Chuck Hall opens a faded, pocket-sized ledger to show you all the names and dates, painstakingly transcribed by hand. All the pesticides, all the herbicides that Hall, now 70, sprayed long ago at his family’s 30-acre apple orchard in Missouri are listed there. Hall, diagnosed with Parkinson’s Disease several years ago, wonders if his tidy record holds any clues to a key question at “Take Control! A Symposium to Advance Research on Parkinson’s Disease” held on May 4 at Northeast Ohio Medical University: How much depends on your genes, and how much does your environment determine your chances of developing the disease?

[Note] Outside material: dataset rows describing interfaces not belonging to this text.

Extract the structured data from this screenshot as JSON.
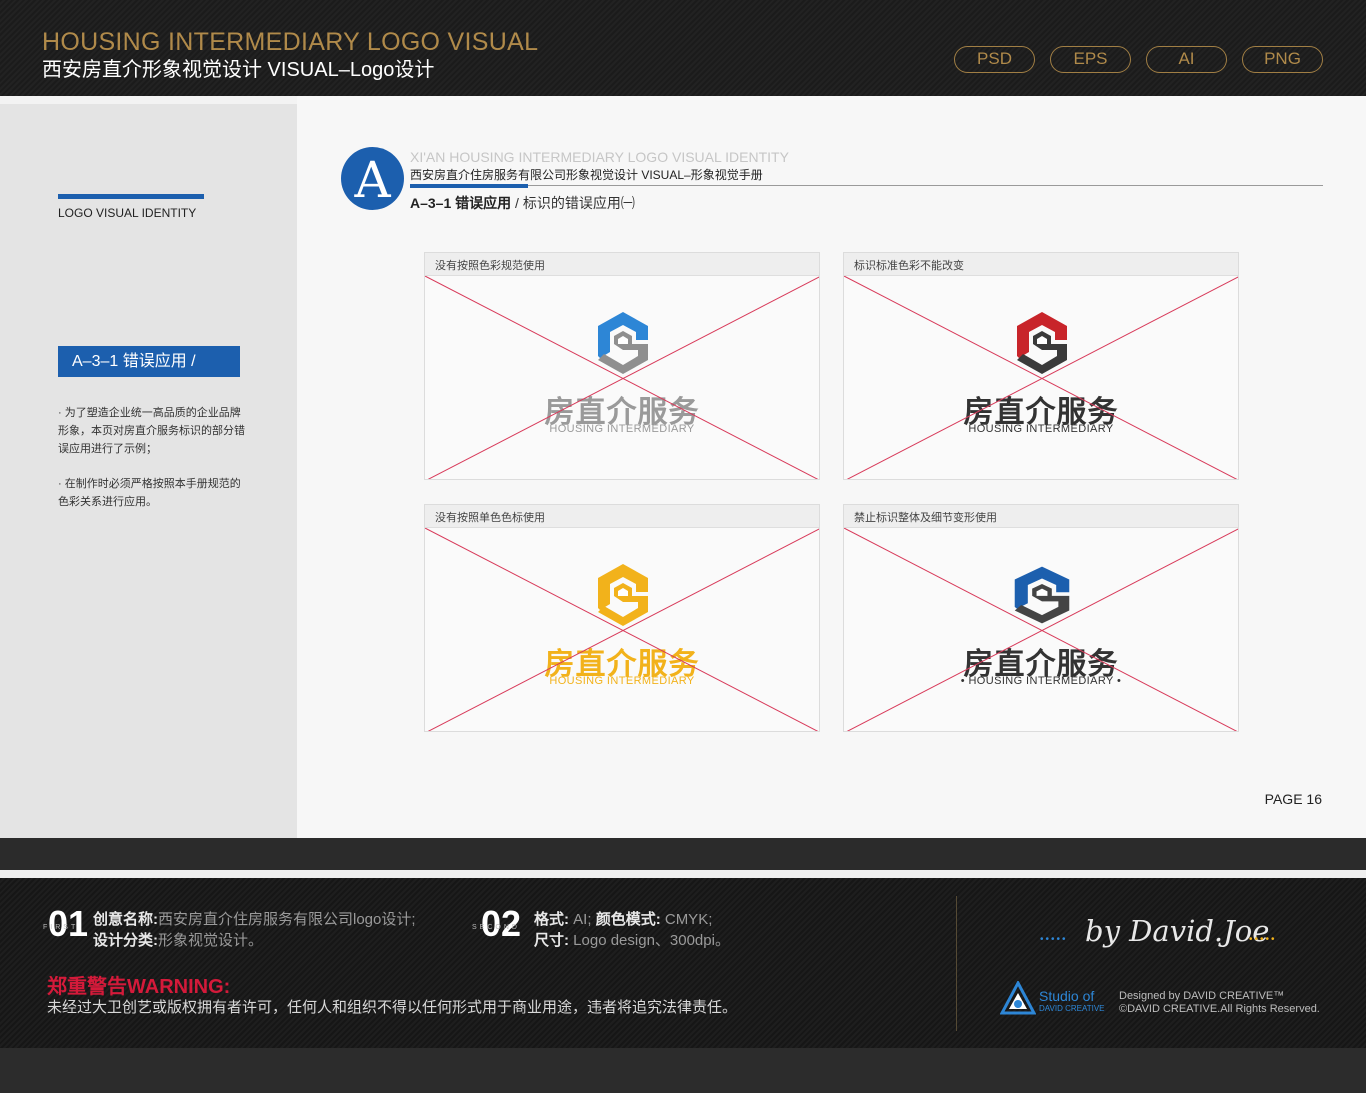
{
  "header": {
    "title_en": "HOUSING INTERMEDIARY LOGO VISUAL",
    "title_cn": "西安房直介形象视觉设计  VISUAL–Logo设计",
    "formats": [
      "PSD",
      "EPS",
      "AI",
      "PNG"
    ]
  },
  "sidebar": {
    "label": "LOGO VISUAL IDENTITY",
    "section_tag": "A–3–1 错误应用 /",
    "note_1": "· 为了塑造企业统一高品质的企业品牌形象，本页对房直介服务标识的部分错误应用进行了示例；",
    "note_2": "· 在制作时必须严格按照本手册规范的色彩关系进行应用。"
  },
  "content": {
    "letter": "A",
    "heading_en": "XI'AN HOUSING INTERMEDIARY LOGO VISUAL IDENTITY",
    "heading_cn": "西安房直介住房服务有限公司形象视觉设计  VISUAL–形象视觉手册",
    "sub_bold": "A–3–1 错误应用",
    "sub_rest": " / 标识的错误应用㈠",
    "page": "PAGE 16"
  },
  "logo": {
    "name_cn": "房直介服务",
    "name_en": "HOUSING INTERMEDIARY",
    "name_en_dotted": "• HOUSING INTERMEDIARY •"
  },
  "cards": [
    {
      "title": "没有按照色彩规范使用",
      "variant": "wrong-colors",
      "c1": "#2d86d6",
      "c2": "#8f8f8f",
      "text_color": "#9a9a9a"
    },
    {
      "title": "标识标准色彩不能改变",
      "variant": "changed-colors",
      "c1": "#c8242a",
      "c2": "#3a3a3a",
      "text_color": "#333333"
    },
    {
      "title": "没有按照单色色标使用",
      "variant": "wrong-mono",
      "c1": "#f2b21b",
      "c2": "#f2b21b",
      "text_color": "#f2b21b"
    },
    {
      "title": "禁止标识整体及细节变形使用",
      "variant": "distorted",
      "c1": "#1c5fae",
      "c2": "#444444",
      "text_color": "#333333"
    }
  ],
  "footer": {
    "num_1": "01",
    "num_1_sub": "FIRST",
    "creative_label": "创意名称:",
    "creative_value": "西安房直介住房服务有限公司logo设计;",
    "category_label": "设计分类:",
    "category_value": "形象视觉设计。",
    "num_2": "02",
    "num_2_sub": "SECOND",
    "format_label": "格式:",
    "format_value": "AI;",
    "color_label": "颜色模式:",
    "color_value": "CMYK;",
    "size_label": "尺寸:",
    "size_value": "Logo design、300dpi。",
    "warning_title": "郑重警告WARNING:",
    "warning_text": "未经过大卫创艺或版权拥有者许可，任何人和组织不得以任何形式用于商业用途，违者将追究法律责任。",
    "signature": "by David.Joe",
    "studio": "Studio of",
    "studio_sub": "DAVID CREATIVE",
    "designed_by": "Designed by DAVID CREATIVE™",
    "rights": "©DAVID CREATIVE.All Rights Reserved."
  },
  "colors": {
    "brand_blue": "#1c5fae",
    "gold": "#b08a4a",
    "warning_red": "#d41a3a",
    "cross_red": "#d83a5a"
  }
}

Hall, who now lives in Wooster, was one of about 200 community members and scientists who convened at the NEOMED Education and Wellness Center on Wednesday for the event, which was free and open to the public. It was not the usual scientific conference or community meeting but a stimulating mashup of both. The tunes were pumping for Rock Steady Boxing and the crowd stretched to yoga moves. Then everyone progressed to scientific presentations and the chance to ask physicians and researchers questions. Access to experts was something clearly prized by the attendees, especially at an “Ask the Doctor” Q&A event where the questions flew: Should I avoid protein? Is it ok to drink any alcohol? Are there specialists who can answer the vision problems of Parkinson’s patients? What do you think of the new medication that has been approved for psychosis in Parkinson’s?
Or the heartfelt question, What can I do for someone with apathy?
Answers are hard to come by for this puzzling neurodegenerative disease. It has been nearly 200 years since Parkinson’s was named for James Parkinson (the author of “An Essay on the Shaking Palsy”). Yet it still has no disease-modifying therapy, noted guest speaker Amber Van Laar, M.D., Ph.D., of the University of Pittsburgh Medical Center. In other words, all that can be done is to treat the symptoms, though the researchers speaking and presenting their work on posters displayed in the NEW Center are working to find therapies.
On Wednesday, NEOMED announced that it is focusing research efforts in an area called Neurodegenerative Diseases and Aging, led by director Jason Richardson, Ph.D., a professor of pharmaceutical sciences at NEOMED. Two of NEOMED’s staunchest supporters, Dick Nicely and Glenn Leppo, both of whom have Parkinson’s, participated in Wednesday’s event. Leppo led attendees in yoga stretches, while Nicely was on hand representing Rock Steady Boxing.
Looking for Answers
“My interest in being here is in new medications and new delivery systems to maximize the amount of medicine that cross the BBB—the blood-brain barrier,’’ Chuck Hall said. For those with Parkinson’s, the language of medicine and abbreviations becomes second nature. Maybe that’s why participants who weren’t scientists attended scientific presentations on Wednesday, right along with a pharmacist-led presentation on medication management and a session on how to participate in research.
That last topic is close to Glenn Leppo, who participates in clinical trials himself— and as an Ambassador for the Fox Trial Finder, also recruits clinical trials participants for the Michael J. Fox Foundation.
In a scientific presentation, Dr. Van Laar talked about her research in procedures to modify or replace defective genes. Afterward, a woman sitting with an older couple raised her hand to ask a question, prefacing it with ‘’I’m a lay person…’’ It’s not easy to bring together the technical language of research with the pressing needs and questions of patients or their family members. Dr. Van Laar, a neurologist who also holds a Ph.D., was especially well-suited to Wednesday’s event. She divides her time between treating patients and pursuing research, so the concerns of patients are front and center for her.
There’s no cure for Parkinson’s…yet. Still, Wednesday’s event offered hope.